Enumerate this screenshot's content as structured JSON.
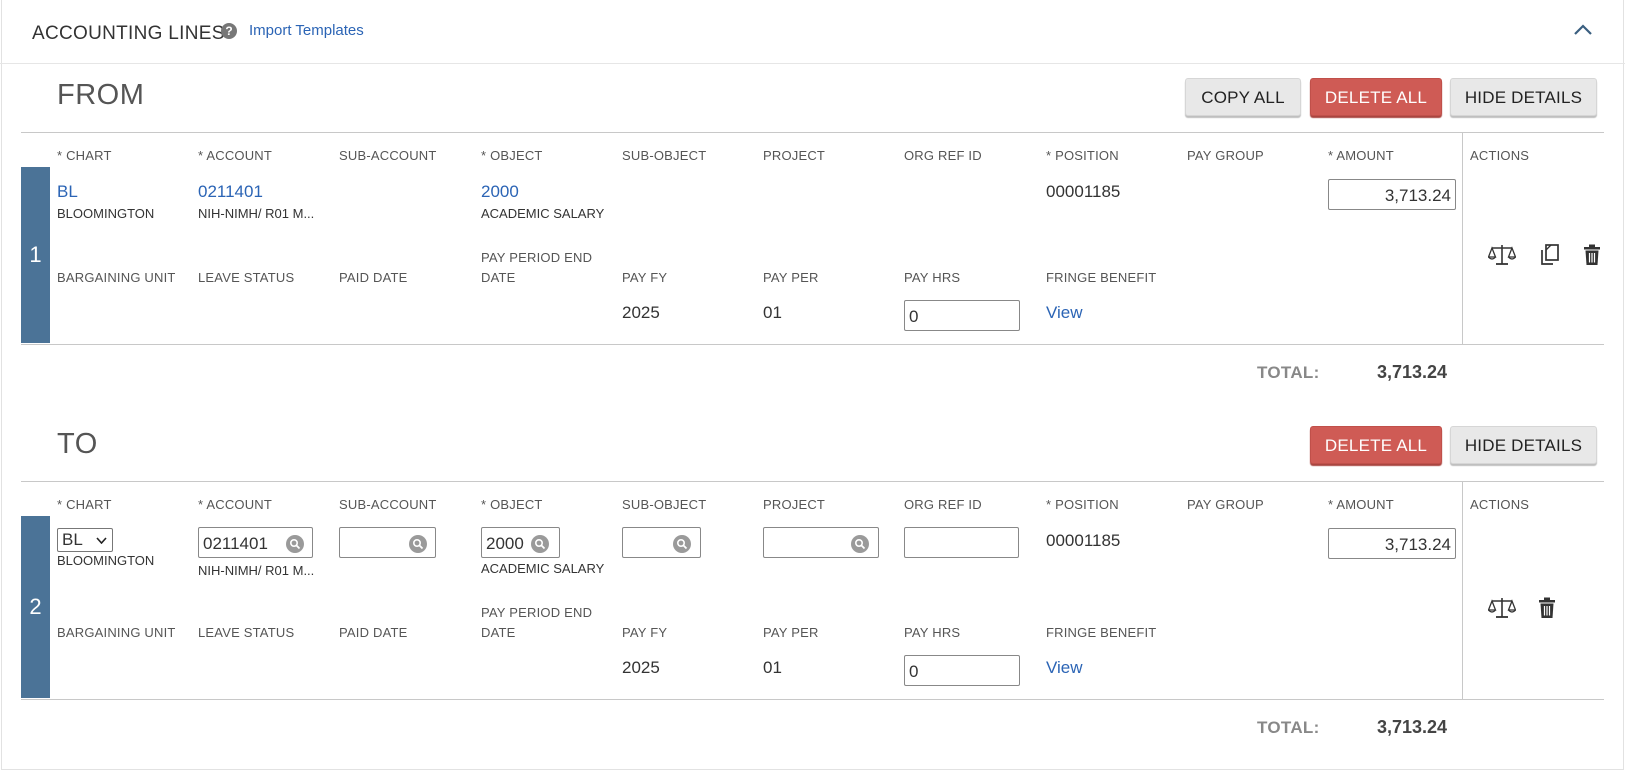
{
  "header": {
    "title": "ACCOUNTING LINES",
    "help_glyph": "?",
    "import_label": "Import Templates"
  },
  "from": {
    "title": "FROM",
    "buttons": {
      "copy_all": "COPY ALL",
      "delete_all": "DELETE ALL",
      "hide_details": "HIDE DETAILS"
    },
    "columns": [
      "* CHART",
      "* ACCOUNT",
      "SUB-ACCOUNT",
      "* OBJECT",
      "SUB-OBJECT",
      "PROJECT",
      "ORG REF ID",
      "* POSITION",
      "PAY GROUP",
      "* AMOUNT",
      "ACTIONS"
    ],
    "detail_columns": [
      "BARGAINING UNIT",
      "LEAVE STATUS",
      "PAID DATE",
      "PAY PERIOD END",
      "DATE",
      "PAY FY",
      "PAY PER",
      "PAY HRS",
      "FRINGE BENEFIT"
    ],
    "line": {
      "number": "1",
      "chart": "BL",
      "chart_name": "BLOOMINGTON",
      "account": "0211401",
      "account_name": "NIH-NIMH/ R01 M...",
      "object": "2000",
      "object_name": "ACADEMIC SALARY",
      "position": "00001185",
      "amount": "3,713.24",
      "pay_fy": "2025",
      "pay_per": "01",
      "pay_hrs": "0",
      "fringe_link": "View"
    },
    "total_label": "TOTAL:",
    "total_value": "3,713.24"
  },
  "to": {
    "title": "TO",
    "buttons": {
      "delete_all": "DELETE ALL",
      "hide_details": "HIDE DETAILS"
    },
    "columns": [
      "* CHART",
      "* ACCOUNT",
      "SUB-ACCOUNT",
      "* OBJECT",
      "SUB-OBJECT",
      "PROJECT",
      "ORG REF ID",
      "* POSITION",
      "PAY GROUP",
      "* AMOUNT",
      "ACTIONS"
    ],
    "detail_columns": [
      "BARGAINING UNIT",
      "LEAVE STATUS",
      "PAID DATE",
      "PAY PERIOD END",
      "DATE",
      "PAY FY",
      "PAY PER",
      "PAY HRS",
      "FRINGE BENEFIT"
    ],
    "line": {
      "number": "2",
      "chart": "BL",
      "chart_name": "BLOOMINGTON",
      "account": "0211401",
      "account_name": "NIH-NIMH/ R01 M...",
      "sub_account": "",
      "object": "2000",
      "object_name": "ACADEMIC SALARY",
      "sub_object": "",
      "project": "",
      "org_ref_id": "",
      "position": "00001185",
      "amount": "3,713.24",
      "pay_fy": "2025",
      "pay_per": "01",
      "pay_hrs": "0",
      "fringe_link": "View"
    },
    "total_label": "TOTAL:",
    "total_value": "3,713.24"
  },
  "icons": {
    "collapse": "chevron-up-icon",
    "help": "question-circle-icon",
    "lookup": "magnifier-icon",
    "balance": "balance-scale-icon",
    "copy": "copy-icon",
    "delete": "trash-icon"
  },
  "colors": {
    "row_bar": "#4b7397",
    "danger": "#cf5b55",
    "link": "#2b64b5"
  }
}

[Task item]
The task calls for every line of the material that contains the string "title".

[Result of the exercise]
    "title": "ACCOUNTING LINES",
    "title": "FROM",
    "title": "TO",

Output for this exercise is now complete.